EXERCISE INSTRUCTIONS:
Repeat the data verbatim, images excluded.

MATERIAL FOR THIS TASK:

▬▬▬

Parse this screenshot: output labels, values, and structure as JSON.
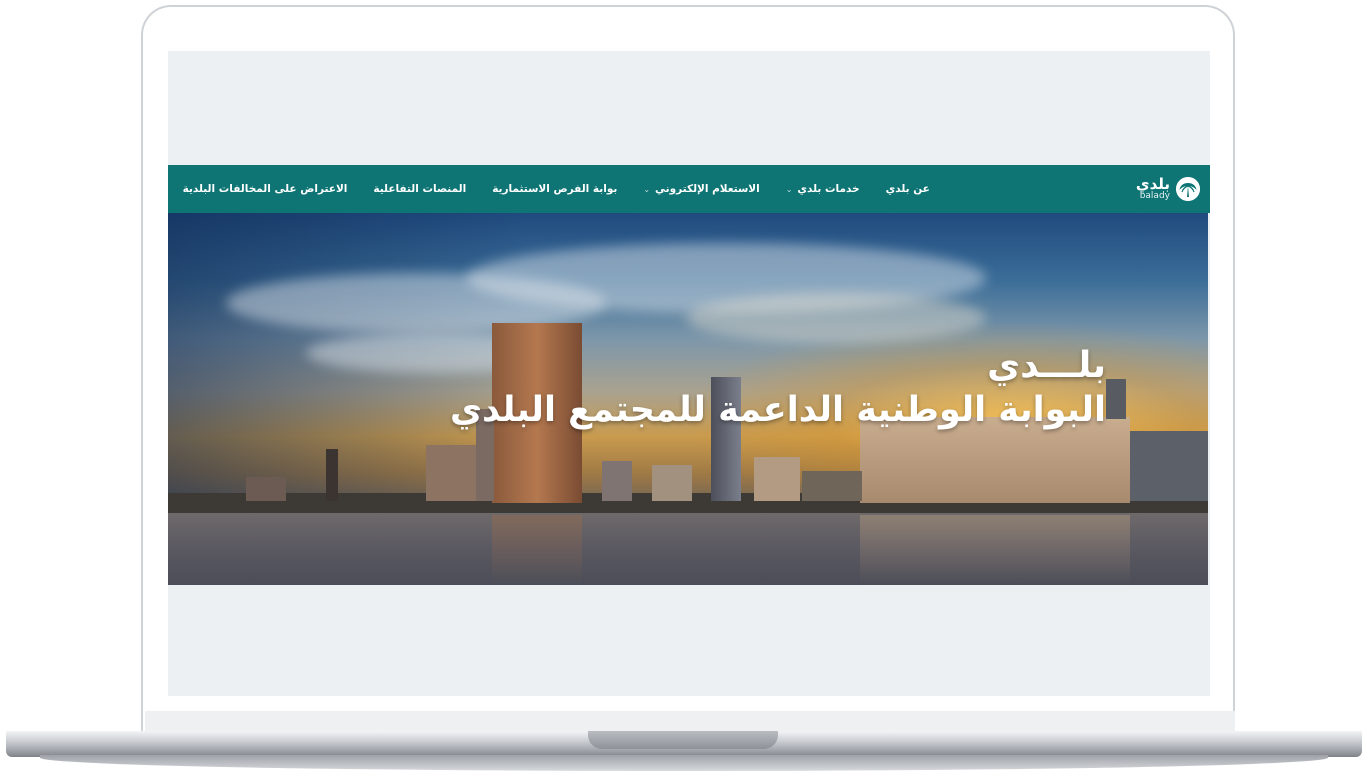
{
  "navbar": {
    "logo": {
      "ar": "بلدي",
      "en": "balady",
      "icon": "palm-emblem-icon"
    },
    "items": [
      {
        "label": "عن بلدي",
        "has_dropdown": false
      },
      {
        "label": "خدمات بلدي",
        "has_dropdown": true
      },
      {
        "label": "الاستعلام الإلكتروني",
        "has_dropdown": true
      },
      {
        "label": "بوابة الفرص الاستثمارية",
        "has_dropdown": false
      },
      {
        "label": "المنصات التفاعلية",
        "has_dropdown": false
      },
      {
        "label": "الاعتراض على المخالفات البلدية",
        "has_dropdown": false
      }
    ]
  },
  "hero": {
    "title": "بلـــدي",
    "subtitle": "البوابة الوطنية الداعمة للمجتمع البلدي"
  },
  "colors": {
    "navbar_bg": "#0e7474",
    "page_bg": "#edf0f2",
    "text_on_dark": "#ffffff"
  }
}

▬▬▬

RESULT OF THIS EXERCISE:
Parse this screenshot: output labels, values, and structure as JSON.
{
  "navbar": {
    "logo": {
      "ar": "بلدي",
      "en": "balady",
      "icon": "palm-emblem-icon"
    },
    "items": [
      {
        "label": "عن بلدي",
        "has_dropdown": false
      },
      {
        "label": "خدمات بلدي",
        "has_dropdown": true
      },
      {
        "label": "الاستعلام الإلكتروني",
        "has_dropdown": true
      },
      {
        "label": "بوابة الفرص الاستثمارية",
        "has_dropdown": false
      },
      {
        "label": "المنصات التفاعلية",
        "has_dropdown": false
      },
      {
        "label": "الاعتراض على المخالفات البلدية",
        "has_dropdown": false
      }
    ]
  },
  "hero": {
    "title": "بلـــدي",
    "subtitle": "البوابة الوطنية الداعمة للمجتمع البلدي"
  },
  "colors": {
    "navbar_bg": "#0e7474",
    "page_bg": "#edf0f2",
    "text_on_dark": "#ffffff"
  }
}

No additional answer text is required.